Stand up is this clinch drill. The goal is to teach student proper head pummel position, (pummeling for head position, not pummeling for underhooks). Start with just one side. So if you and I are doing the drill and you start with the whizzer, you will have the whizzer throughout. We will need to restart the drill with me having the whizzer so that we both get the practice in. Train both sides, both underhook and whizzer position.

Once students have the drill down on one side we switch it up in the following manner: I start with whizzer and head control on one side, when you try to regain head control I switch sides gaining 1) definitely the pummel on the opposite side, and if I can 2) head control. That adds a little free flow and confusion to the students. They start with fixed control points, but then have to switch sides and regain the same controls.

This is a real light drill and the emphasis is on positioning, not wrestling style forehead grinding. No one should get a bloody nose/fat lip.



The ground portion is side control escape. We are using a nogi guard as the basis for our escapes. The point is 1) getting students in the habit of escaping as their guard is passed, not to do any guard work from here. We will build to that over time but for now I'd like them to try and maintain the position until it is passed and then immediately dive on the leg to escape.

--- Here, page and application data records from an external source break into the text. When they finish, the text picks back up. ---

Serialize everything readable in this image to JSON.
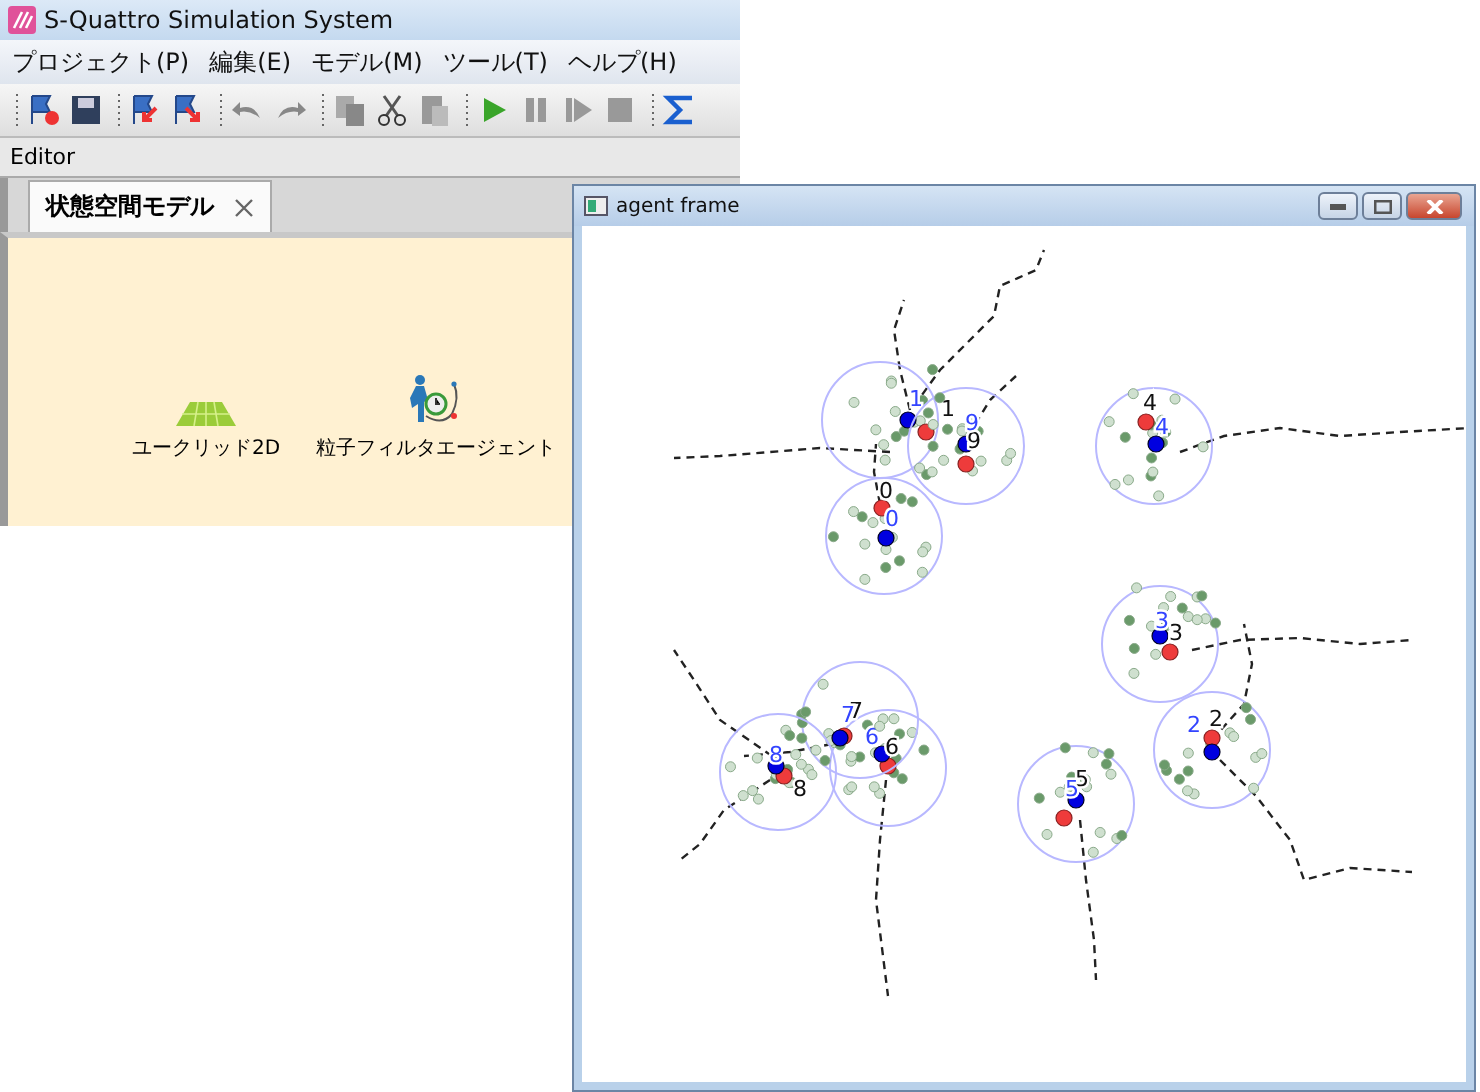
{
  "app_window": {
    "title": "S-Quattro Simulation System",
    "menu": [
      "プロジェクト(P)",
      "編集(E)",
      "モデル(M)",
      "ツール(T)",
      "ヘルプ(H)"
    ],
    "panel_title": "Editor",
    "tabs": [
      {
        "label": "状態空間モデル",
        "selected": true
      }
    ],
    "nodes": [
      {
        "label": "ユークリッド2D",
        "kind": "grid"
      },
      {
        "label": "粒子フィルタエージェント",
        "kind": "agent"
      }
    ]
  },
  "agent_frame": {
    "title": "agent frame",
    "agents": [
      {
        "label": "0",
        "estimate_label": "0"
      },
      {
        "label": "1",
        "estimate_label": "1"
      },
      {
        "label": "2",
        "estimate_label": "2"
      },
      {
        "label": "3",
        "estimate_label": "3"
      },
      {
        "label": "4",
        "estimate_label": "4"
      },
      {
        "label": "5",
        "estimate_label": "5"
      },
      {
        "label": "6",
        "estimate_label": "6"
      },
      {
        "label": "7",
        "estimate_label": "7"
      },
      {
        "label": "8",
        "estimate_label": "8"
      },
      {
        "label": "9",
        "estimate_label": "9"
      }
    ]
  }
}
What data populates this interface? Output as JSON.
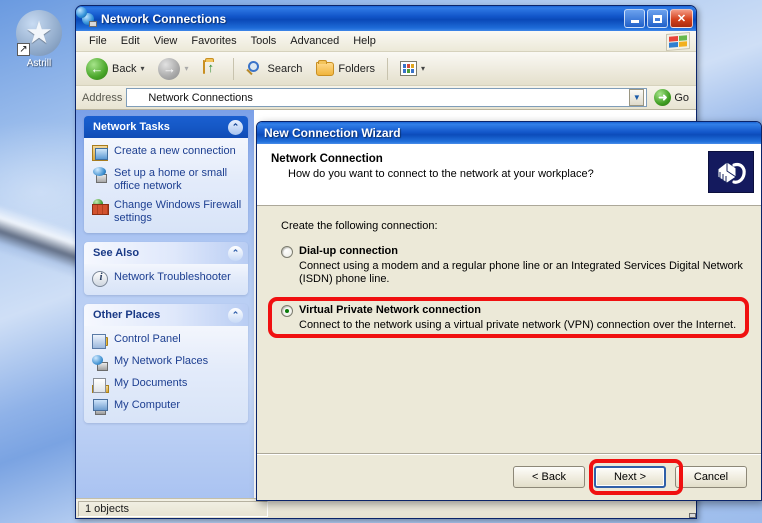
{
  "desktop": {
    "icon": {
      "label": "Astrill",
      "glyph": "★",
      "shortcut_glyph": "↗",
      "name": "astrill-shortcut"
    }
  },
  "explorer": {
    "title": "Network Connections",
    "menu": [
      "File",
      "Edit",
      "View",
      "Favorites",
      "Tools",
      "Advanced",
      "Help"
    ],
    "window_buttons": {
      "minimize": "_",
      "maximize": "□",
      "close": "✕"
    },
    "toolbar": {
      "back_label": "Back",
      "back_caret": "▾",
      "forward_caret": "▾",
      "search_label": "Search",
      "folders_label": "Folders",
      "views_caret": "▾"
    },
    "address": {
      "label": "Address",
      "value": "Network Connections",
      "dropdown_caret": "▼",
      "go_label": "Go",
      "go_glyph": "➜"
    },
    "statusbar": {
      "text": "1 objects"
    },
    "sidebar": {
      "panels": [
        {
          "title": "Network Tasks",
          "style": "dark",
          "collapse_glyph": "⌃",
          "items": [
            {
              "label": "Create a new connection",
              "icon": "new-connection-icon"
            },
            {
              "label": "Set up a home or small office network",
              "icon": "home-network-icon"
            },
            {
              "label": "Change Windows Firewall settings",
              "icon": "firewall-icon"
            }
          ]
        },
        {
          "title": "See Also",
          "style": "light",
          "collapse_glyph": "⌃",
          "items": [
            {
              "label": "Network Troubleshooter",
              "icon": "info-icon"
            }
          ]
        },
        {
          "title": "Other Places",
          "style": "light",
          "collapse_glyph": "⌃",
          "items": [
            {
              "label": "Control Panel",
              "icon": "control-panel-icon"
            },
            {
              "label": "My Network Places",
              "icon": "my-network-places-icon"
            },
            {
              "label": "My Documents",
              "icon": "my-documents-icon"
            },
            {
              "label": "My Computer",
              "icon": "my-computer-icon"
            }
          ]
        }
      ]
    }
  },
  "wizard": {
    "title": "New Connection Wizard",
    "heading": "Network Connection",
    "subheading": "How do you want to connect to the network at your workplace?",
    "header_icon": "network-plug-icon",
    "intro": "Create the following connection:",
    "options": [
      {
        "label": "Dial-up connection",
        "description": "Connect using a modem and a regular phone line or an Integrated Services Digital Network (ISDN) phone line.",
        "selected": false,
        "highlighted": false
      },
      {
        "label": "Virtual Private Network connection",
        "description": "Connect to the network using a virtual private network (VPN) connection over the Internet.",
        "selected": true,
        "highlighted": true
      }
    ],
    "buttons": {
      "back": "< Back",
      "next": "Next >",
      "cancel": "Cancel",
      "next_is_default": true,
      "next_highlighted": true
    }
  },
  "colors": {
    "annotation": "#f01010",
    "titlebar_blue": "#0c4cbb",
    "dialog_face": "#ece9d8",
    "sidebar_link": "#1d3f91"
  }
}
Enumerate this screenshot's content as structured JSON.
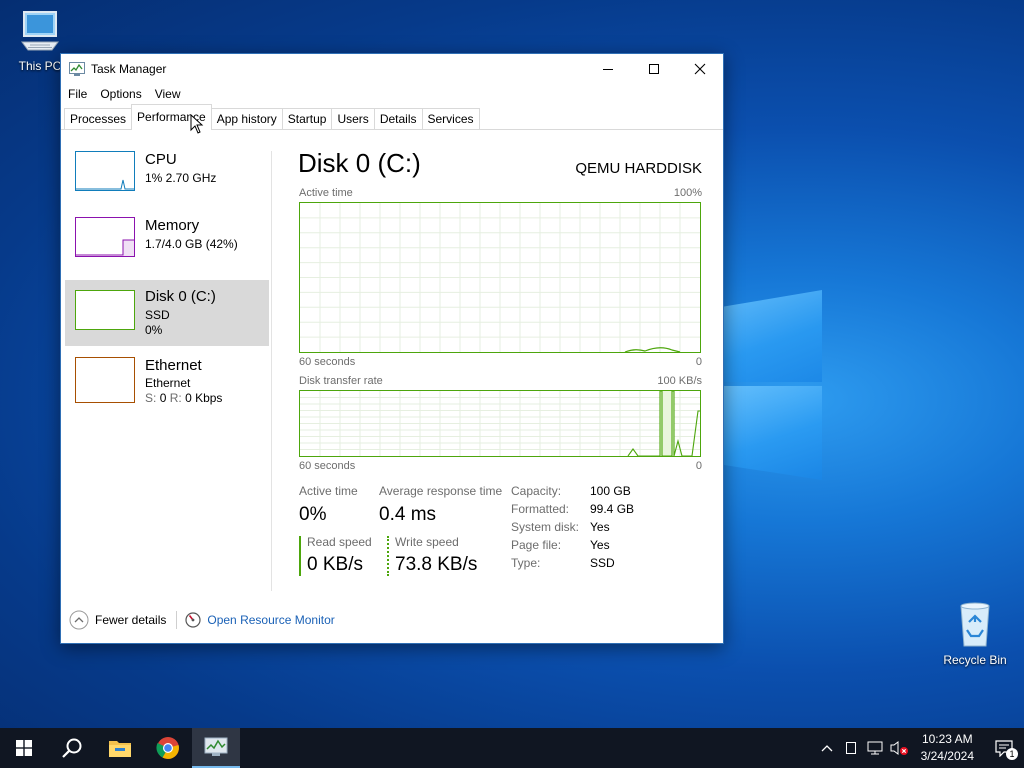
{
  "desktop": {
    "icons": [
      {
        "label": "This PC",
        "icon": "this-pc-icon"
      },
      {
        "label": "Recycle Bin",
        "icon": "recycle-bin-icon"
      }
    ]
  },
  "window": {
    "title": "Task Manager",
    "controls": [
      "minimize",
      "maximize",
      "close"
    ]
  },
  "menu": [
    "File",
    "Options",
    "View"
  ],
  "tabs": [
    "Processes",
    "Performance",
    "App history",
    "Startup",
    "Users",
    "Details",
    "Services"
  ],
  "active_tab": "Performance",
  "sidebar": [
    {
      "name": "CPU",
      "line1": "1% 2.70 GHz",
      "line2": "",
      "color": "#117dbb"
    },
    {
      "name": "Memory",
      "line1": "1.7/4.0 GB (42%)",
      "line2": "",
      "color": "#8b12ae"
    },
    {
      "name": "Disk 0 (C:)",
      "line1": "SSD",
      "line2": "0%",
      "color": "#4da60c"
    },
    {
      "name": "Ethernet",
      "line1": "Ethernet",
      "line2_label1": "S:",
      "line2_val1": "0",
      "line2_label2": "R:",
      "line2_val2": "0 Kbps",
      "color": "#a74f01"
    }
  ],
  "detail": {
    "title": "Disk 0 (C:)",
    "device": "QEMU HARDDISK",
    "graph1": {
      "label": "Active time",
      "max": "100%",
      "time": "60 seconds",
      "min": "0"
    },
    "graph2": {
      "label": "Disk transfer rate",
      "max": "100 KB/s",
      "time": "60 seconds",
      "min": "0"
    },
    "stats": {
      "active_time_label": "Active time",
      "active_time": "0%",
      "avg_response_label": "Average response time",
      "avg_response": "0.4 ms",
      "read_label": "Read speed",
      "read": "0 KB/s",
      "write_label": "Write speed",
      "write": "73.8 KB/s"
    },
    "props": [
      {
        "k": "Capacity:",
        "v": "100 GB"
      },
      {
        "k": "Formatted:",
        "v": "99.4 GB"
      },
      {
        "k": "System disk:",
        "v": "Yes"
      },
      {
        "k": "Page file:",
        "v": "Yes"
      },
      {
        "k": "Type:",
        "v": "SSD"
      }
    ]
  },
  "footer": {
    "fewer_details": "Fewer details",
    "open_resource_monitor": "Open Resource Monitor"
  },
  "taskbar": {
    "time": "10:23 AM",
    "date": "3/24/2024",
    "notification_count": "1"
  }
}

The first technique is to use the guard, (I call it Braulio nogi guard..... I don't know what the name is. It is like a no hook butterfly guard), to clear a path to the leg as your partner tries to pass. The first follow ups are just the basic pummel escape techniques.

I apologize for these videos. They are pretty rough examples technique, hard to see here, is to capture the same side ankle. You can use it to further establish the single, put the top person on the bottom, or drag the leg into half guard. Here Malik is using it to better establish the single.

Next in the progression is dealing with the top person who has a solid whizzer, is based out, and is doing a decent job of trying to square up with you

A couple of key details here: 1) the partners are not squared up and not beside each out. They are side by side. 2) that same side ankle is pointing more towards the top persons based out leg rather than rotated out where the bottom person could more easily grab it. Here is an example of someone muscling the leg through.

That is where the injuries will come from in training. I believe I hit all the high notes here, but it wouldn't surprise me if I missed a detail. Please let me know if you find something amiss.

Please note that there is no truck or twister roll here. Please keep it that way. If you can find clever entries to those positions from here just beat me up with them when we train ;)

See you in class